(App and web page records)

════════════════════

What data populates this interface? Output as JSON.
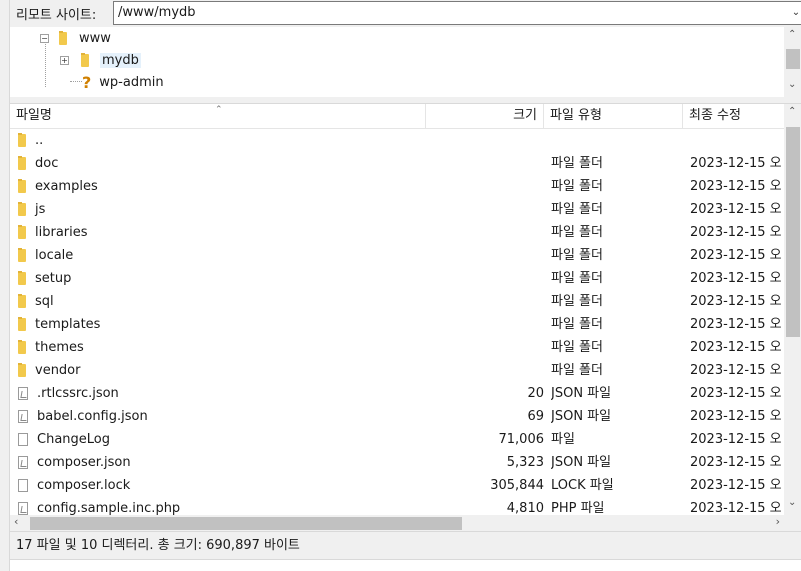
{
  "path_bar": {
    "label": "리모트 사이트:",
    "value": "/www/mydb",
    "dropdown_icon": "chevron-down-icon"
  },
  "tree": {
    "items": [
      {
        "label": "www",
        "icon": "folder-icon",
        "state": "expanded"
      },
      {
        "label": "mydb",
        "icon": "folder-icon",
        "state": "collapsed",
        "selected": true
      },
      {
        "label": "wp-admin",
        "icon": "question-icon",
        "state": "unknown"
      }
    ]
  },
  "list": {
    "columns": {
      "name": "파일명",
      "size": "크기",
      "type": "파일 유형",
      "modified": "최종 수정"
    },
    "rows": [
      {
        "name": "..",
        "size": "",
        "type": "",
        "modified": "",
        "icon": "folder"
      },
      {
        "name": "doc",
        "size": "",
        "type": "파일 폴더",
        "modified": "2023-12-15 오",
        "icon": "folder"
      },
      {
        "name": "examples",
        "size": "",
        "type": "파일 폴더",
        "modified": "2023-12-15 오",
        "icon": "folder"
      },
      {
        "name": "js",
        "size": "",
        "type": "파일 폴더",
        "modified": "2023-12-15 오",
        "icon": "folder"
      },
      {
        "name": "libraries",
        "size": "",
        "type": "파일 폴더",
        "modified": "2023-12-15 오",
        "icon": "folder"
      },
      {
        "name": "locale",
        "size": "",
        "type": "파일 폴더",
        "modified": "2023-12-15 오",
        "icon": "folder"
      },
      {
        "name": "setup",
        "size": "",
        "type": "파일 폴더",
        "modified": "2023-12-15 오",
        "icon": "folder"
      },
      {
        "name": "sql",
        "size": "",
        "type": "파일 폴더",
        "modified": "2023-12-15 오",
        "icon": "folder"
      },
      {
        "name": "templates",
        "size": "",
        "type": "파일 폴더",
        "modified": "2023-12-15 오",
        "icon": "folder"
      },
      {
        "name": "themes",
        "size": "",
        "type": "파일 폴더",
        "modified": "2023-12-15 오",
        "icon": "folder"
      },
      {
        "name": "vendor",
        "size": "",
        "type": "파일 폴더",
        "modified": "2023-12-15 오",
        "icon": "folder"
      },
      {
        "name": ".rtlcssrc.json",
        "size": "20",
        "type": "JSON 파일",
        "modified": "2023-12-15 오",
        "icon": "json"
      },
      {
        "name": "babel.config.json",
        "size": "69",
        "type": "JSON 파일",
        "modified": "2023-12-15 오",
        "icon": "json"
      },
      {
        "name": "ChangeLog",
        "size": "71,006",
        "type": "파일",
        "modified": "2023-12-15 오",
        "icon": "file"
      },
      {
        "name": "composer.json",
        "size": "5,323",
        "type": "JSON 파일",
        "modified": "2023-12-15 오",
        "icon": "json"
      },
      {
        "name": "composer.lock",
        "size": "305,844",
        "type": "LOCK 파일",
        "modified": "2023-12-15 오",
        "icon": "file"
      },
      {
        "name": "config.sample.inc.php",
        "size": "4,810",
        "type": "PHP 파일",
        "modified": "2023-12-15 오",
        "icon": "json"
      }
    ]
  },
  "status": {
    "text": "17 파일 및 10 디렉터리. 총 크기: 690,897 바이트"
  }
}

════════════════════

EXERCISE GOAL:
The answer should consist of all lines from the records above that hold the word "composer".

EXERCISE RESPONSE:
        "name": "composer.json",
        "name": "composer.lock",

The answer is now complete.